# [WHAT YOU SHOULD DO]
For each line in the data below that holds "this", return a copy.

# [RECORDS FOR THE EXERCISE]
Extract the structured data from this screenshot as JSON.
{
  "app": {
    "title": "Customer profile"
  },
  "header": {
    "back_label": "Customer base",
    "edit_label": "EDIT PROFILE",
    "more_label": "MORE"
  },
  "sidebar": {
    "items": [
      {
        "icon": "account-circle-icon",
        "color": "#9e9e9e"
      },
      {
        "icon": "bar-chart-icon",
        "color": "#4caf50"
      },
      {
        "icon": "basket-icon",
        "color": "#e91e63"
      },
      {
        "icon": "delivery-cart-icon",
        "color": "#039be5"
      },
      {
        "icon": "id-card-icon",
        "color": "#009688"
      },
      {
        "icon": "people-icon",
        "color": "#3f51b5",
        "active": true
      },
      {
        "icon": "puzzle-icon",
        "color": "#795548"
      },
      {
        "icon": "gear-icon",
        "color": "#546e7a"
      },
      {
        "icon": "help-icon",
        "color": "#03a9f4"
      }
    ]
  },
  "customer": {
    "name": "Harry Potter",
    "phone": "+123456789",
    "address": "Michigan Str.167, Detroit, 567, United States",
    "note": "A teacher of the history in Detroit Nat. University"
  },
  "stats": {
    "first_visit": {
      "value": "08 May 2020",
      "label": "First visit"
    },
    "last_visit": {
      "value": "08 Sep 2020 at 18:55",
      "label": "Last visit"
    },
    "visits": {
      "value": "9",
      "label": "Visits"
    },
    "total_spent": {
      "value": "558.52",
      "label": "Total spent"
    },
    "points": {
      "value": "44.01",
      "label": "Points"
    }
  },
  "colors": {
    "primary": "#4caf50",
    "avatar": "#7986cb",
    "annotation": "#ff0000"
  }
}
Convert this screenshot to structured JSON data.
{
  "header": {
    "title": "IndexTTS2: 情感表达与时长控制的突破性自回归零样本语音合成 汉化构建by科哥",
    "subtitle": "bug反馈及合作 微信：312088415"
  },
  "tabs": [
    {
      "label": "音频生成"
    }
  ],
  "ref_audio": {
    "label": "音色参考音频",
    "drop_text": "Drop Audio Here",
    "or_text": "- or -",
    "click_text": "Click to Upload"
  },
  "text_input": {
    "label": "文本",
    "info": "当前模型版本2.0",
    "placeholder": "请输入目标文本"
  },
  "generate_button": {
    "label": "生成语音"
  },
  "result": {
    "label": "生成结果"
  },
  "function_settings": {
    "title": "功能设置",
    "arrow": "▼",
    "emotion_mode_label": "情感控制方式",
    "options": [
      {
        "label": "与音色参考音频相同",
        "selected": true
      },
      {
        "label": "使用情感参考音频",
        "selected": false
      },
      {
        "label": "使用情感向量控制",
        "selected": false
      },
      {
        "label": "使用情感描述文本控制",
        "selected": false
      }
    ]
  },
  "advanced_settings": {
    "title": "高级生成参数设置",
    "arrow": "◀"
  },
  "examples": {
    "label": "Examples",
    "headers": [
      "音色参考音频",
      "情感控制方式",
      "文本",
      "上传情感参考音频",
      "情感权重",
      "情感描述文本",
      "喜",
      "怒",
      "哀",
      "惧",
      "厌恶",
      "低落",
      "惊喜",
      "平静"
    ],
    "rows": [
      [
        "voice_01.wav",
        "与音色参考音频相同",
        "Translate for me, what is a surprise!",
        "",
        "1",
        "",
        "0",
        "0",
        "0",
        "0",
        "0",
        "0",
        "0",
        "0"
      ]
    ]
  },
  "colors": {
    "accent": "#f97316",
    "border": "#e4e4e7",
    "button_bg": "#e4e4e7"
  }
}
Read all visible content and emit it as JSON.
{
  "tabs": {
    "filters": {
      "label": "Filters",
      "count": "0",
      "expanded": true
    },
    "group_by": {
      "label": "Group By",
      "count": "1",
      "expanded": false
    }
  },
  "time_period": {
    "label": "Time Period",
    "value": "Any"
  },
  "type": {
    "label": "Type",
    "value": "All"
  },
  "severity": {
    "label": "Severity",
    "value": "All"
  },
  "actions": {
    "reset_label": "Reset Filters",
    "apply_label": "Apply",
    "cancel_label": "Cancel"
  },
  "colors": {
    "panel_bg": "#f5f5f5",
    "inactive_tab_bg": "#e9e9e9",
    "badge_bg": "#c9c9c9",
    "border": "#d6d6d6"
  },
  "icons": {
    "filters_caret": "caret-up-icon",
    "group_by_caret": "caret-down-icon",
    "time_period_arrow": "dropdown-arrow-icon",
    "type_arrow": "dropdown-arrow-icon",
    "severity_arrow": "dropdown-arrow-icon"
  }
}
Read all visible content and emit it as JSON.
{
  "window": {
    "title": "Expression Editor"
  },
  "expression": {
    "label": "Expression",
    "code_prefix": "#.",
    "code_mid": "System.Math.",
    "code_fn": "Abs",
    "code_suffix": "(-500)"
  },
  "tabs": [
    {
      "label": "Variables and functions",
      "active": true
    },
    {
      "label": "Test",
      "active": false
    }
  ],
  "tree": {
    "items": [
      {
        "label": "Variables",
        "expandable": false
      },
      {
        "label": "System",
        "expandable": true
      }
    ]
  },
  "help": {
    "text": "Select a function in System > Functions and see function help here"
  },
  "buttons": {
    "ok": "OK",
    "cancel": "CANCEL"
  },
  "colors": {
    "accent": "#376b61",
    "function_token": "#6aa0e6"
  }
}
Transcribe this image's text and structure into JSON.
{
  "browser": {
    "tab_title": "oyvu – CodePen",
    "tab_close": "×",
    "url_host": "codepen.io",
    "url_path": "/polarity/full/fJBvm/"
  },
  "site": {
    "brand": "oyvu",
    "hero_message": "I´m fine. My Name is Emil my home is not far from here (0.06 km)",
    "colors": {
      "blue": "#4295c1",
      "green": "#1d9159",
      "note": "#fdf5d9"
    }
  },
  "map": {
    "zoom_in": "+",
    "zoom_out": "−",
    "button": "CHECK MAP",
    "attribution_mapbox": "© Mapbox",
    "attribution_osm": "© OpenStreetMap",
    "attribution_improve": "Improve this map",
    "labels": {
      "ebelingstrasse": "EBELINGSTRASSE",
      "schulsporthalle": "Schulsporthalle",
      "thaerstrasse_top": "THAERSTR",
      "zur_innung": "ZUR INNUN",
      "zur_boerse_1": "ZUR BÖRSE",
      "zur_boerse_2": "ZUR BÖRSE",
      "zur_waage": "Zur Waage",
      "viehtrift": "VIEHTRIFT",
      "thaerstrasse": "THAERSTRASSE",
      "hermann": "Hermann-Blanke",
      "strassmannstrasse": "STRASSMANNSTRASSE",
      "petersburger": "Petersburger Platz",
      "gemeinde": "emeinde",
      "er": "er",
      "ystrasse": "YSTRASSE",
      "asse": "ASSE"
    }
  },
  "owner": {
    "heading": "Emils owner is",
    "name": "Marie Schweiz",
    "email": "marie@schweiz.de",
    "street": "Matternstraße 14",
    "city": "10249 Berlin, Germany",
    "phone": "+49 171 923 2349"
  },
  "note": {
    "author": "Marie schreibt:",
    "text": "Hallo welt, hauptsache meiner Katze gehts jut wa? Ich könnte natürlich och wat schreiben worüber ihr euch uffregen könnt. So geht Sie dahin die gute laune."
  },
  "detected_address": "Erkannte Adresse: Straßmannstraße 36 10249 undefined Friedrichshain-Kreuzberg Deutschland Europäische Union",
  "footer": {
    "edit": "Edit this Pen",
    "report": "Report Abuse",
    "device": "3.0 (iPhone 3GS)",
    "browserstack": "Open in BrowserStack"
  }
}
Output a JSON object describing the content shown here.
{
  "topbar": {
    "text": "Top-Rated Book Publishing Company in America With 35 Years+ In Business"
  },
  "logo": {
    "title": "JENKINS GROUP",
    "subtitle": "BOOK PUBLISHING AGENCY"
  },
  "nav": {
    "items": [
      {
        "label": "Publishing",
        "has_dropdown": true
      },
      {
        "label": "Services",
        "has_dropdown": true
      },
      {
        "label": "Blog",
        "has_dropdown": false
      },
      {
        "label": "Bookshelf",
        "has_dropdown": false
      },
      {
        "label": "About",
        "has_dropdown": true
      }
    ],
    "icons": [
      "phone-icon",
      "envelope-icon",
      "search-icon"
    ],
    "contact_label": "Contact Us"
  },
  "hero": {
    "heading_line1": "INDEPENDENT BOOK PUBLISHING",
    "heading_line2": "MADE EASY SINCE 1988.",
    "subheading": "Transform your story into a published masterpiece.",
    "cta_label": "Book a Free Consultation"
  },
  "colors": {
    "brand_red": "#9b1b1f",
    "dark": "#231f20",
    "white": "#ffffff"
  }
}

# [ANSWER AREA]
Extract the structured data from this screenshot as JSON.
Convert this screenshot to structured JSON data.
Transcribe this image's text and structure into JSON.
    "attribution_improve": "Improve this map",
    "edit": "Edit this Pen",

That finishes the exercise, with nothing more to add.